Auto show season in the U.S. begins with the Los Angeles Auto Show in November, wrapping up with the New York Auto Show in April 2016. The L.A. event will feature about 50 introductions, including global launches from Buick, Mazda, Honda, Fiat, Scion, Jaguar, Mercedes-Benz , Ford, Lincoln, Subaru, Volvo and Honda. North American introductions are planned from Alfa Romeo, Cadillac, Jaguar, and BMW. Alternative powertrain vehicles will be introduced, but largely hybrid and EV powertrains have evolved into the landscape thoroughly enough that they do not dominate auto show unveilings today.
So, who will stand out this year?
In the ongoing efforts to satisfy the appetite of U.S. buyers for SUVs and crossovers, Land Rover is introducing the convertible Evoque. Land Rover has released plenty of photos of the vehicle already, and it is far more handsome than the first convertible crossover, the ill-fated Nissan Murano CrossCabriolet. It isn’t likely to sell in high volumes, but it’s interesting when automakers pull the roof off anything other than a sedan or convertible. Often, however, interesting does not translate to a commercial success. It is not clear that the appetite for SUVs includes having the open-air experience, though the Evoque is promising.
FCA’s Alfa Romeo and Fiat brands will have two of the most interesting stories unfolding at the L.A. show. In volume terms, neither car will have a significant impact on the U.S. market, but the introductions from the two Italian brands need to have impact on American perceptions of the brands. Fiat will reveal its modern 124 Spider; and the Alfa Romeo Giulia also gets its U.S. introduction. FCA is keeping the details of the 124 largely under wraps until the show, but we do know that the Mazda Miata-based convertible is expected to use Fiat powertrains.
With a sales forecast from IHS Automotive of about 6,000 units per year, the Spider’s job at Fiat will be to help elevate the brand image of Fiat in the US, where the brand has struggled to grow volume. The Giulia is designed to compete in the compact premium segment along with the BMW 3-Series. The platform under the Giulia is expected to eventually see wider use in the FCA stables, increasing its importance to the company’s overall strategy. Alfa Romeo needs a home run with that vehicle, as much from an image perspective as volume. I had the chance to check out the Giulia at the Frankfurt auto show in September, and it succeeds in delivering an emotional, beautiful car.
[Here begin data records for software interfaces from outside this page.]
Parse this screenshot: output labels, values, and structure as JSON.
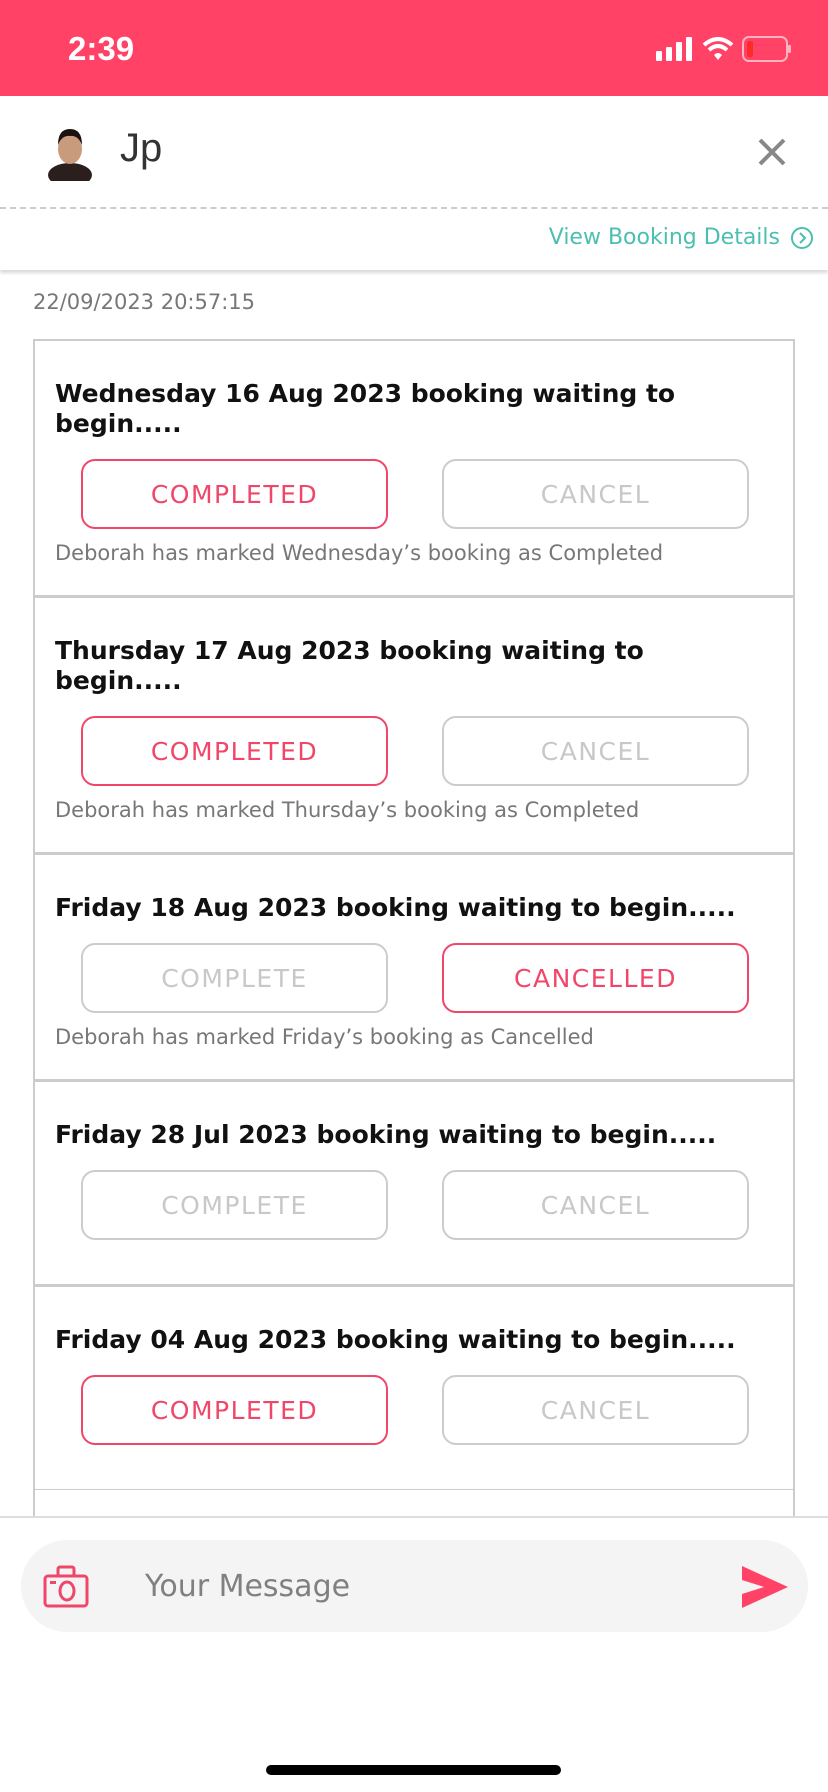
{
  "status_bar": {
    "time": "2:39",
    "icons": [
      "signal-icon",
      "wifi-icon",
      "battery-low-icon"
    ]
  },
  "header": {
    "name": "Jp",
    "close_icon": "close-icon"
  },
  "view_booking_details": "View Booking Details",
  "timestamp": "22/09/2023 20:57:15",
  "colors": {
    "brand": "#FF4266",
    "button_active": "#F0466A",
    "link": "#4BBFB0"
  },
  "bookings": [
    {
      "title": "Wednesday 16 Aug 2023 booking waiting to begin.....",
      "left": "COMPLETED",
      "right": "CANCEL",
      "active": "left",
      "note": "Deborah has marked Wednesday’s booking as Completed"
    },
    {
      "title": "Thursday 17 Aug 2023 booking waiting to begin.....",
      "left": "COMPLETED",
      "right": "CANCEL",
      "active": "left",
      "note": "Deborah has marked Thursday’s booking as Completed"
    },
    {
      "title": "Friday 18 Aug 2023 booking waiting to begin.....",
      "left": "COMPLETE",
      "right": "CANCELLED",
      "active": "right",
      "note": "Deborah has marked Friday’s booking as Cancelled"
    },
    {
      "title": "Friday 28 Jul 2023 booking waiting to begin.....",
      "left": "COMPLETE",
      "right": "CANCEL",
      "active": "none",
      "note": ""
    },
    {
      "title": "Friday 04 Aug 2023 booking waiting to begin.....",
      "left": "COMPLETED",
      "right": "CANCEL",
      "active": "left",
      "note": ""
    }
  ],
  "composer": {
    "placeholder": "Your Message",
    "camera_icon": "camera-icon",
    "send_icon": "send-icon"
  }
}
The Cadillac XT5, which took a bow at the Dubai International Motor Show last week, makes its next stop at the Los Angeles Auto Show. The XT5 will replace the SRX, which has been a strong seller for Cadillac, and needs to support the brand’s continued efforts to top-tier luxury status. The new SUV is longer and wider, and will bring in advanced technology being rolled out on the CT6 sedan. XT5 is larger than the outgoing SRX, but Cadillac has applied light-weighting technology and structures to lower the vehicle’s weight, all in the name of improving fuel efficiency. Along with Cadillac, Jaguar and Infiniti will make the L.A. show home to US introductions of its upcoming SUVs, the F-Pace and QX30, respectively; both vehicles took global introductions at international auto shows. This will be Jaguar’s first SUV, begging the question as to whether it is competing with its corporate sibling, Land Rover, and its full range of SUVs. The QX30 gives Infiniti an entry into the luxury subcompact SUV segment, and shares a platform with Mercedes-Benz products.